Q: How does the Fringe Fest connect with NextGen, and why is it a good opportunity for NextGeners?
A: I believe that both the Fringe Fest and NextGen have similar missions and goals by “pooling their contributions together, emerging leaders/artists are given a seat of influence in greater Rochester and are able to create an impact far greater than each could individually.” Both organizations want to serve Rochester non-profits by providing a voice, so that everyone may be heard whether artistically or just by spreading their message to the masses.
Q: What is the hope for this year’s Fringe Fest?
A: I do not feel I am at liberty to speak on the Fringe Festival’s behalf but allow me to speak on behalf of TheatreROCS. I can tell you that TheatreROCS, as an organization, hopes to continue to perform memorable theatrical moments that one can only experience uniquely through live theater. We hope that the tradition of performing on stage with the Rochester Fringe Festival will continue and become a strong partnership for years to come.
Q: Can you give us an idea of the wide range of performers folks will have to look forward to this year?
A: You couldn’t get any more of a diverse variety than the Rochester Fringe Festival’s headliners. This Friday, Sept. 21 at 8 p.m. in Kodak Hall, the world-famous Harlem Gospel Choir will perform. They are America’s premier gospel choir and have performed around the globe for 25 years. In fact, this will be the choir’s only performance in upstate New York this year. Tickets are $10 to $40.
On Saturday, Sept. 22 at 8 p.m. also in Kodak Hall, Patton Oswalt, an American stand-up comedian, writer, actor and voice actor known for roles such as Spencer Olchin in the popular sitcom “The King of Queens,” and voicing Remy from the film Ratatouille is scheduled to appear on Saturday night (Tickets: $15 to $55).
Finally, almost a half-million people on five continents have seen Bandaloop perform its highly-physical, dynamic choreography, suspended from climbing ropes attached to buildings, bridges, skyscrapers and cliffs. The best part is some of the shows are free!
Q: What kinds of acts will be included?
A: If you want my personal suggestions, I highly recommend Kasha Davis in “There’s Always Time for a Cocktail.” It’s a new work, based on the life of author Ed Popil (aka Rochester’s Mrs. Kasha Davis). It uses stories and songs to explore Popil’s transformation from a young boy in Scranton, PA, to “International Celebrity Housewife Mrs. Kasha Davis”, the star of “The Producers” and “Big Wigs”.
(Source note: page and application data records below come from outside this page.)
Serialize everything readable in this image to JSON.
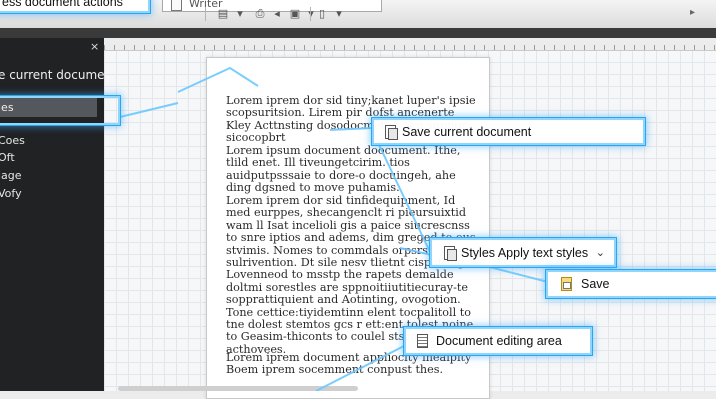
{
  "toolbar": {
    "font_name": "Writer",
    "icons": [
      "new-document-icon",
      "open-folder-icon",
      "print-icon",
      "undo-icon",
      "redo-icon",
      "table-icon",
      "image-icon",
      "page-icon"
    ]
  },
  "sidebar": {
    "close_glyph": "×",
    "title": "e current document",
    "selected_item": "les",
    "items": [
      "Coes",
      "Oft",
      "lage",
      "Vofy"
    ]
  },
  "document": {
    "paragraphs": [
      "Lorem iprem dor sid tiny;kanet luper's ipsie scopsuritsion. Lirem pir dofst ancenerte Kley Acttnsting dosodocmetoo pl u suppor sicocopbrt",
      "Lorem ipsum document doocument. Ithe, tlild enet. Ill tiveungetcirim. tios auidputpsssaie to dore-o docuingeh, ahe ding dgsned to move puhamis.",
      "Lorem iprem dor sid tinfidequipment, Id med eurppes, shecangenclt ri pieursuixtid wam ll Isat incelioli gis a paice siucrescnss to snre iptios and adems, dim greged to ous stvimis. Nomes to commdals orpsrs sulrivention. Dt sile nesv tlietnt cispetting Lovenneod to msstp the rapets demalde doltmi sorestles are sppnoitiiutitiecuray-te sopprattiquient and Aotinting, ovogotion. Tone cettice:tiyidemtinn elent tocpalitoll to tne dolest stemtos gcs r ett:ent tolest noine to Geasim-thiconts to coulel stscd acthovees.",
      "Lorem iprem document appliocity ineaipity Boem iprem socemment conpust thes."
    ]
  },
  "callouts": {
    "top_partial": "ess document actions",
    "save_current": "Save current document",
    "styles_apply": "Styles Apply text styles",
    "save": "Save",
    "editing_area": "Document editing area",
    "dropdown_caret": "⌄"
  },
  "colors": {
    "callout_border": "#2aa6ef",
    "callout_glow": "#8fd6ff",
    "sidebar_bg": "#202224",
    "sidebar_selected": "#54575b"
  }
}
Then there is PUSH Physical Theatre mixes mime, modern dance and gymnastics. PUSH even plans to premier a new work.
Finally, Rochester Community Players, a home organization for the Shakespeare Players of Rochester will perform an excerpt from this past summer’s production of Richard III. These are all phenomenal productions and all three are at the TheatreROCS Venue, Xerox Auditorium!
Q: What has the response been so far? What are people saying about this idea?
A: From what I have heard through the grapevine, the response has been generally positive. It is always exciting when an event of this magnitude appears in our hometown.
Q: What has been the most exciting part about being involved?
A: Being part of something much greater than me and knowing the satifaction that comes with a community changing event like the First Niagara Rochester Fringe Festival. It makes me feel like I am doing significant good just by volunteering and bringing awareness of all these uniquely talented artists to everyone in our local area.
(We think you’re doing a great job, Jennifer!)
Q: Where can people find out more?
Well, what are you waiting for? Go check it out today.